History of Mauritius
Mauritius is a mountainous island in the Indian Ocean east of Madagascar. It was a Dutch settlement in the 17th century who named it in honour of Prince Maurits van Nassau. The French took over in 1715 and developed it into an important naval base and established the sugar industry. They also brought slaves from Africa and developed colonial plantations.

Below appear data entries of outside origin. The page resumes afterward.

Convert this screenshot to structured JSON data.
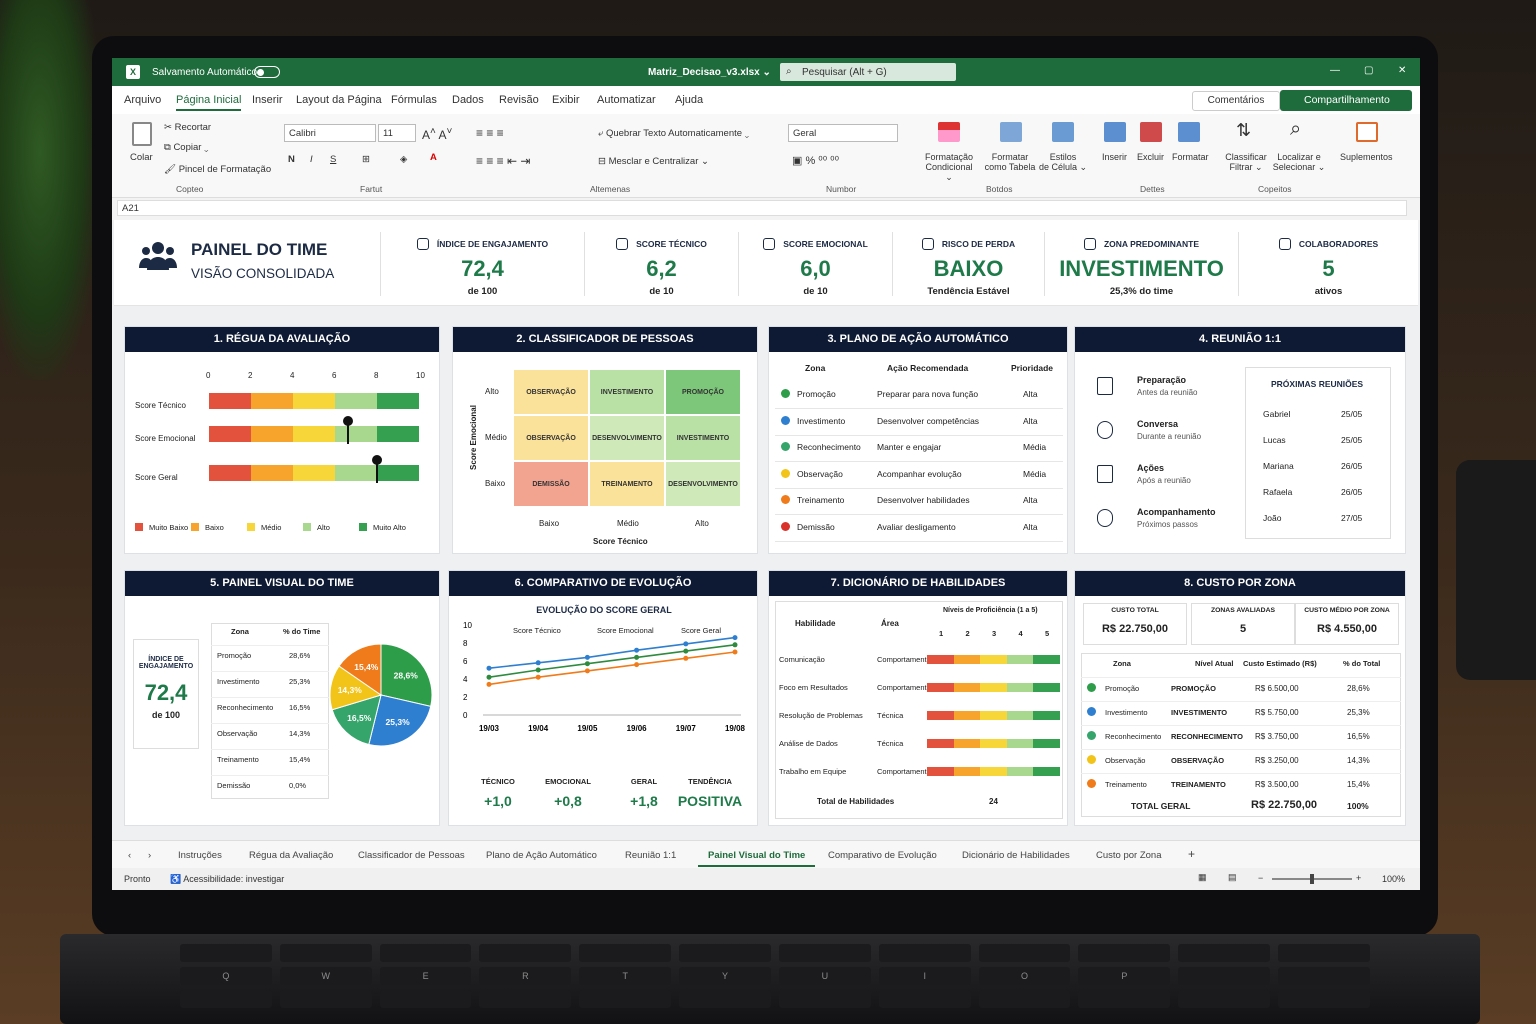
{
  "window": {
    "autosave": "Salvamento Automático",
    "filename": "Matriz_Decisao_v3.xlsx ⌄",
    "search": "Pesquisar (Alt + G)",
    "min": "—",
    "max": "▢",
    "close": "✕"
  },
  "menu": [
    "Arquivo",
    "Página Inicial",
    "Inserir",
    "Layout da Página",
    "Fórmulas",
    "Dados",
    "Revisão",
    "Exibir",
    "Automatizar",
    "Ajuda"
  ],
  "comentarios": "Comentários",
  "compartilhamento": "Compartilhamento",
  "ribbon": {
    "colar": "Colar",
    "recortar": "Recortar",
    "copiar": "Copiar ⌄",
    "pincel": "Pincel de Formatação",
    "font": "Calibri",
    "size": "11",
    "bold": "N",
    "italic": "I",
    "underline": "S",
    "wrap": "Quebrar Texto Automaticamente",
    "merge": "Mesclar e Centralizar",
    "numfmt": "Geral",
    "fmtcond1": "Formatação",
    "fmtcond2": "Condicional ⌄",
    "fmttab1": "Formatar",
    "fmttab2": "como Tabela",
    "styles1": "Estilos",
    "styles2": "de Célula ⌄",
    "inserir": "Inserir",
    "excluir": "Excluir",
    "formatar": "Formatar",
    "classificar1": "Classificar",
    "classificar2": "Filtrar ⌄",
    "localizar1": "Localizar e",
    "localizar2": "Selecionar ⌄",
    "suplementos": "Suplementos",
    "groups": [
      "Copteo",
      "Fartut",
      "Altemenas",
      "Numbor",
      "Botdos",
      "Dettes",
      "Copeitos"
    ]
  },
  "namebox": "A21",
  "header": {
    "title1": "PAINEL DO TIME",
    "title2": "VISÃO CONSOLIDADA",
    "kpis": [
      {
        "label": "ÍNDICE DE ENGAJAMENTO",
        "value": "72,4",
        "sub": "de 100",
        "icon": "gauge-icon"
      },
      {
        "label": "SCORE TÉCNICO",
        "value": "6,2",
        "sub": "de 10",
        "icon": "tools-icon"
      },
      {
        "label": "SCORE EMOCIONAL",
        "value": "6,0",
        "sub": "de 10",
        "icon": "person-icon"
      },
      {
        "label": "RISCO DE PERDA",
        "value": "BAIXO",
        "sub": "Tendência Estável",
        "icon": "warning-icon"
      },
      {
        "label": "ZONA PREDOMINANTE",
        "value": "INVESTIMENTO",
        "sub": "25,3% do time",
        "icon": "briefcase-icon"
      },
      {
        "label": "COLABORADORES",
        "value": "5",
        "sub": "ativos",
        "icon": "shield-icon"
      }
    ]
  },
  "p1": {
    "title": "1. RÉGUA DA AVALIAÇÃO",
    "ticks": [
      "0",
      "2",
      "4",
      "6",
      "8",
      "10"
    ],
    "rows": [
      "Score Técnico",
      "Score Emocional",
      "Score Geral"
    ],
    "legend": [
      "Muito Baixo",
      "Baixo",
      "Médio",
      "Alto",
      "Muito Alto"
    ],
    "markers": [
      null,
      6.6,
      8.0
    ]
  },
  "p2": {
    "title": "2. CLASSIFICADOR DE PESSOAS",
    "ylabel": "Score Emocional",
    "xlabel": "Score Técnico",
    "rows": [
      "Alto",
      "Médio",
      "Baixo"
    ],
    "cols": [
      "Baixo",
      "Médio",
      "Alto"
    ],
    "cells": [
      [
        "OBSERVAÇÃO",
        "INVESTIMENTO",
        "PROMOÇÃO"
      ],
      [
        "OBSERVAÇÃO",
        "DESENVOLVIMENTO",
        "INVESTIMENTO"
      ],
      [
        "DEMISSÃO",
        "TREINAMENTO",
        "DESENVOLVIMENTO"
      ]
    ]
  },
  "p3": {
    "title": "3. PLANO DE AÇÃO AUTOMÁTICO",
    "headers": [
      "Zona",
      "Ação Recomendada",
      "Prioridade"
    ],
    "rows": [
      [
        "Promoção",
        "Preparar para nova função",
        "Alta",
        "#2e9d4a"
      ],
      [
        "Investimento",
        "Desenvolver competências",
        "Alta",
        "#2f7fd0"
      ],
      [
        "Reconhecimento",
        "Manter e engajar",
        "Média",
        "#35a56b"
      ],
      [
        "Observação",
        "Acompanhar evolução",
        "Média",
        "#f2c318"
      ],
      [
        "Treinamento",
        "Desenvolver habilidades",
        "Alta",
        "#f07b1a"
      ],
      [
        "Demissão",
        "Avaliar desligamento",
        "Alta",
        "#d9322a"
      ]
    ]
  },
  "p4": {
    "title": "4. REUNIÃO 1:1",
    "steps": [
      [
        "Preparação",
        "Antes da reunião"
      ],
      [
        "Conversa",
        "Durante a reunião"
      ],
      [
        "Ações",
        "Após a reunião"
      ],
      [
        "Acompanhamento",
        "Próximos passos"
      ]
    ],
    "next_title": "PRÓXIMAS REUNIÕES",
    "next": [
      [
        "Gabriel",
        "25/05"
      ],
      [
        "Lucas",
        "25/05"
      ],
      [
        "Mariana",
        "26/05"
      ],
      [
        "Rafaela",
        "26/05"
      ],
      [
        "João",
        "27/05"
      ]
    ]
  },
  "p5": {
    "title": "5. PAINEL VISUAL DO TIME",
    "box_label": "ÍNDICE DE ENGAJAMENTO",
    "box_value": "72,4",
    "box_sub": "de 100",
    "headers": [
      "Zona",
      "% do Time"
    ],
    "rows": [
      [
        "Promoção",
        "28,6%"
      ],
      [
        "Investimento",
        "25,3%"
      ],
      [
        "Reconhecimento",
        "16,5%"
      ],
      [
        "Observação",
        "14,3%"
      ],
      [
        "Treinamento",
        "15,4%"
      ],
      [
        "Demissão",
        "0,0%"
      ]
    ]
  },
  "p6": {
    "title": "6. COMPARATIVO DE EVOLUÇÃO",
    "footer": [
      [
        "TÉCNICO",
        "+1,0"
      ],
      [
        "EMOCIONAL",
        "+0,8"
      ],
      [
        "GERAL",
        "+1,8"
      ],
      [
        "TENDÊNCIA",
        "POSITIVA"
      ]
    ]
  },
  "p7": {
    "title": "7. DICIONÁRIO DE HABILIDADES",
    "h1": "Habilidade",
    "h2": "Área",
    "h3": "Níveis de Proficiência (1 a 5)",
    "levels": [
      "1",
      "2",
      "3",
      "4",
      "5"
    ],
    "rows": [
      [
        "Comunicação",
        "Comportamental"
      ],
      [
        "Foco em Resultados",
        "Comportamental"
      ],
      [
        "Resolução de Problemas",
        "Técnica"
      ],
      [
        "Análise de Dados",
        "Técnica"
      ],
      [
        "Trabalho em Equipe",
        "Comportamental"
      ]
    ],
    "total_label": "Total de Habilidades",
    "total": "24"
  },
  "p8": {
    "title": "8. CUSTO POR ZONA",
    "k1l": "CUSTO TOTAL",
    "k1v": "R$ 22.750,00",
    "k2l": "ZONAS AVALIADAS",
    "k2v": "5",
    "k3l": "CUSTO MÉDIO POR ZONA",
    "k3v": "R$ 4.550,00",
    "headers": [
      "Zona",
      "Nível Atual",
      "Custo Estimado (R$)",
      "% do Total"
    ],
    "rows": [
      [
        "Promoção",
        "PROMOÇÃO",
        "R$ 6.500,00",
        "28,6%",
        "#2e9d4a"
      ],
      [
        "Investimento",
        "INVESTIMENTO",
        "R$ 5.750,00",
        "25,3%",
        "#2f7fd0"
      ],
      [
        "Reconhecimento",
        "RECONHECIMENTO",
        "R$ 3.750,00",
        "16,5%",
        "#35a56b"
      ],
      [
        "Observação",
        "OBSERVAÇÃO",
        "R$ 3.250,00",
        "14,3%",
        "#f2c318"
      ],
      [
        "Treinamento",
        "TREINAMENTO",
        "R$ 3.500,00",
        "15,4%",
        "#f07b1a"
      ]
    ],
    "total_label": "TOTAL GERAL",
    "total_value": "R$ 22.750,00",
    "total_pct": "100%"
  },
  "tabs": [
    "Instruções",
    "Régua da Avaliação",
    "Classificador de Pessoas",
    "Plano de Ação Automático",
    "Reunião 1:1",
    "Painel Visual do Time",
    "Comparativo de Evolução",
    "Dicionário de Habilidades",
    "Custo por Zona"
  ],
  "status": {
    "ready": "Pronto",
    "access": "Acessibilidade: investigar",
    "zoom": "100%"
  },
  "keys": [
    "Q",
    "W",
    "E",
    "R",
    "T",
    "Y",
    "U",
    "I",
    "O",
    "P"
  ],
  "chart_data": [
    {
      "type": "pie",
      "title": "",
      "labels": [
        "Promoção",
        "Investimento",
        "Reconhecimento",
        "Observação",
        "Treinamento"
      ],
      "values": [
        28.6,
        25.3,
        16.5,
        14.3,
        15.4
      ],
      "colors": [
        "#2e9d4a",
        "#2f7fd0",
        "#35a56b",
        "#f2c318",
        "#f07b1a"
      ]
    },
    {
      "type": "line",
      "title": "EVOLUÇÃO DO SCORE GERAL",
      "categories": [
        "19/03",
        "19/04",
        "19/05",
        "19/06",
        "19/07",
        "19/08"
      ],
      "ylim": [
        0,
        10
      ],
      "yticks": [
        "0",
        "2",
        "4",
        "6",
        "8",
        "10"
      ],
      "series": [
        {
          "name": "Score Técnico",
          "color": "#2f7fd0",
          "values": [
            5.2,
            5.8,
            6.4,
            7.2,
            7.9,
            8.6
          ]
        },
        {
          "name": "Score Emocional",
          "color": "#f07b1a",
          "values": [
            3.4,
            4.2,
            4.9,
            5.6,
            6.3,
            7.0
          ]
        },
        {
          "name": "Score Geral",
          "color": "#2e8b3e",
          "values": [
            4.2,
            5.0,
            5.7,
            6.4,
            7.1,
            7.8
          ]
        }
      ]
    }
  ]
}
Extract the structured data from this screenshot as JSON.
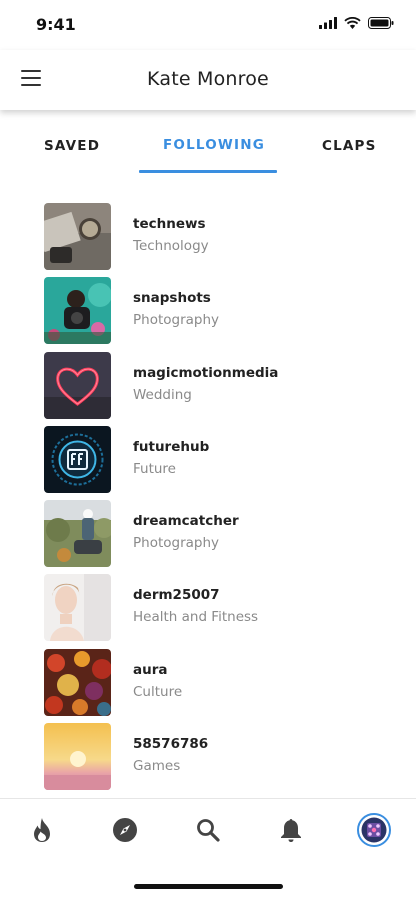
{
  "status_bar": {
    "time": "9:41"
  },
  "header": {
    "title": "Kate Monroe"
  },
  "tabs": [
    {
      "label": "SAVED",
      "active": false
    },
    {
      "label": "FOLLOWING",
      "active": true
    },
    {
      "label": "CLAPS",
      "active": false
    }
  ],
  "following": [
    {
      "name": "technews",
      "category": "Technology"
    },
    {
      "name": "snapshots",
      "category": "Photography"
    },
    {
      "name": "magicmotionmedia",
      "category": "Wedding"
    },
    {
      "name": "futurehub",
      "category": "Future"
    },
    {
      "name": "dreamcatcher",
      "category": "Photography"
    },
    {
      "name": "derm25007",
      "category": "Health and Fitness"
    },
    {
      "name": "aura",
      "category": "Culture"
    },
    {
      "name": "58576786",
      "category": "Games"
    }
  ],
  "bottom_nav": [
    {
      "icon": "flame-icon"
    },
    {
      "icon": "compass-icon"
    },
    {
      "icon": "search-icon"
    },
    {
      "icon": "bell-icon"
    },
    {
      "icon": "profile-avatar-icon",
      "active": true
    }
  ],
  "colors": {
    "accent": "#3a8ee0",
    "text": "#222222",
    "muted": "#8a8a8a"
  }
}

The British captured the island in 1810 but little capital and effort was put into the Mauritian economy. In 1825 Mauritius became a sugar based economy and in 1835 slavery was abolished. This led to large demographic changes. To make up for the loss in workforce, plantation owners imported labourers from India. Within a decade, the Indian population went up to a third of the total population. Mauritius became independent in 1968 and developed a unique culture, bringing ethnic groups together. Several political parties were formed, bringing in economic reforms which led to the economic boom after 1982. Within years Mauritius transformed from a third world country to a developing country.